Robin “Miss Conduct” Abrahams Speaks on Etiquette in the Workplace and Beyond
November 05, 2012
Robin Abrahams, author of the social advice column "Miss Conduct" for the Boston Globe Sunday magazine, spoke to Emmanuel students, faculty and staff on "What Not to Say at Work: Narrative, Civility and Etiquette for the 21st Century," on November 2nd in the Janet M. Daley Library Lecture Hall.
This was not Abrahams's first time addressing the Emmanuel community. A visiting professor of psychology from 2003-2005, she remembers Emmanuel as "a wonderful place and a wonderful civil community."
In her talk, Abrahams stressed the importance of practicing "narrative management," or "telling your story in a way that makes sense to other people and protects your own privacy and psyche," especially as a way to deflect comments or criticisms on one's own personal choices.
"When they're telling their stories, most people think only of themselves-the star of the show.
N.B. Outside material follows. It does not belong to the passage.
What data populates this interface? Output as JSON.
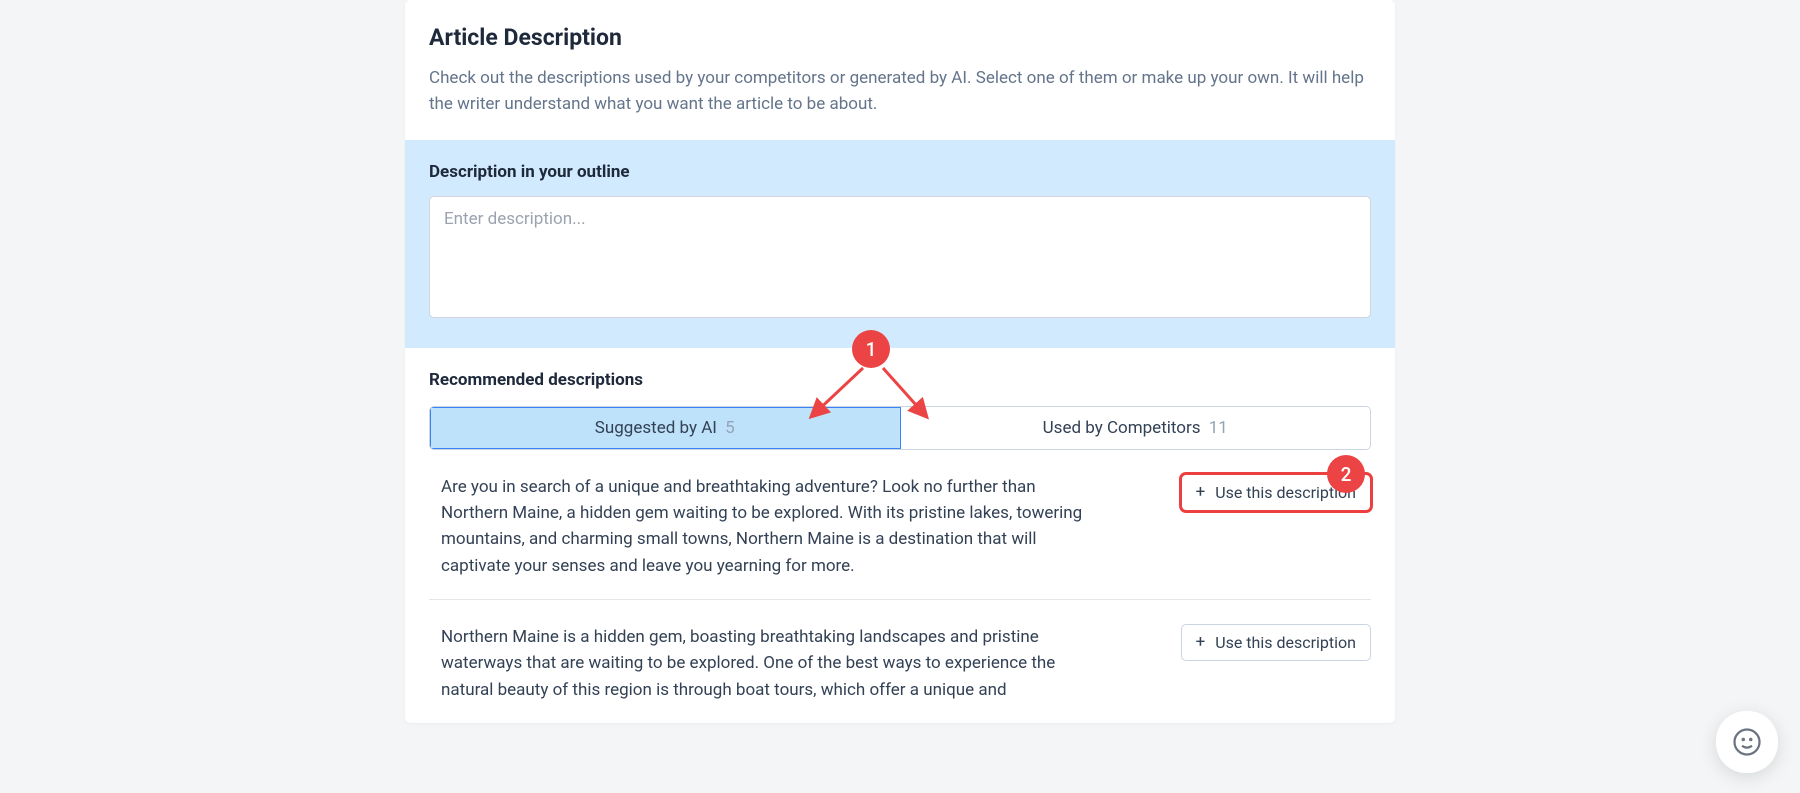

The secret ninjas of storytelling, however, create a role for the audience," Abrahams said. She suggests soliciting the asker for help or advice on a similar or future issue, reassuring the asker that you do respect his or her opinion, no matter how different it may be from your own.
Abrahams offered other practical advice for professional conduct in the workplace and beyond, including the topic of Facebook etiquette, tough job interview questions and the importance of thank-you notes.
On Miss Conduct's Three E's of Etiquette:
Ethics: The ethics of etiquette are based on the "Golden Rule" and common sense decency-treat others how you want to be treated.
Engineering: Always try to arrange a situation so that people automatically do the right thing without having to think about it.
Esthetics: This is how our outward appearance communicates who we are to other people - the way we dress, the way we use personal space, our voices and words.
Try not to conjure up any negative feelings in other people by your appearance, including fear, envy, lust, intimidation and repulsion. Always know your audience. The best judge of your own outward appearance is to ask yourself: Would you feeling comfortable approaching a stranger to ask for help? Would a stranger feel comfortable approaching you?
On etiquette in the social media age:
When dealing with colleagues who you feel are overstepping boundaries, don't be afraid to set a policy that you don't "friend" people that you work with.
Your Facebook wall is your living room. You set the standards of whether or not you'll tolerate profanity or harsh language. Someone else's Facebook page is their living room, so you should abide by the standards they've set. And remember, on Facebook, you don't always know who else is in the room with you.
On how to answer a question on "strengths and weaknesses" in a job interview:
What the interviewer is really wondering is what it will be like to manage you. First of all, know yourself. Walking the line between promoting yourself and being obnoxious isn't easy. Then, when naming your strengths, be sure you can back them up with evidence. Don't pose your weaknesses as your strengths, saying things like, "I care too much about my projects." Your interviewers know you have weaknesses, but they want to make sure you know what they are.
Say your weaknesses with confidence and with an understanding of your own processes. This is also place to manage the narrative-don't just come out and say what your weaknesses are, rather say what you need from them as potential employers. If you're more confident bouncing ideas off other people, don't say you are a craven coward, but say that you do your best work in a group.
Think of it as information sharing, not schmoozing. I have never regretting e-mailing or calling someone whose work I found interesting. And remember, don't just network up; network laterally.
On writing thank-you notes:
Everyone dreads writing them, but thank you notes are necessary, and they only have to be three sentences.
1. Thank the giver for their gift (don't be afraid to be specific).
2. Say something personal about the gift; i.e., how you plan to use the gift or what the gift meant to you.
3. Reaffirm your relationship with the giver and say when you hope to see or speak to them again.
Abrahams is also the author of the book Miss Conduct's Mind over Manners: Master the Slippery Rules of Modern Ethics and Etiquette and is a research associate in the Organizational Behavior unit at Harvard Business School. She holds a Ph.D. in psychology from Boston University.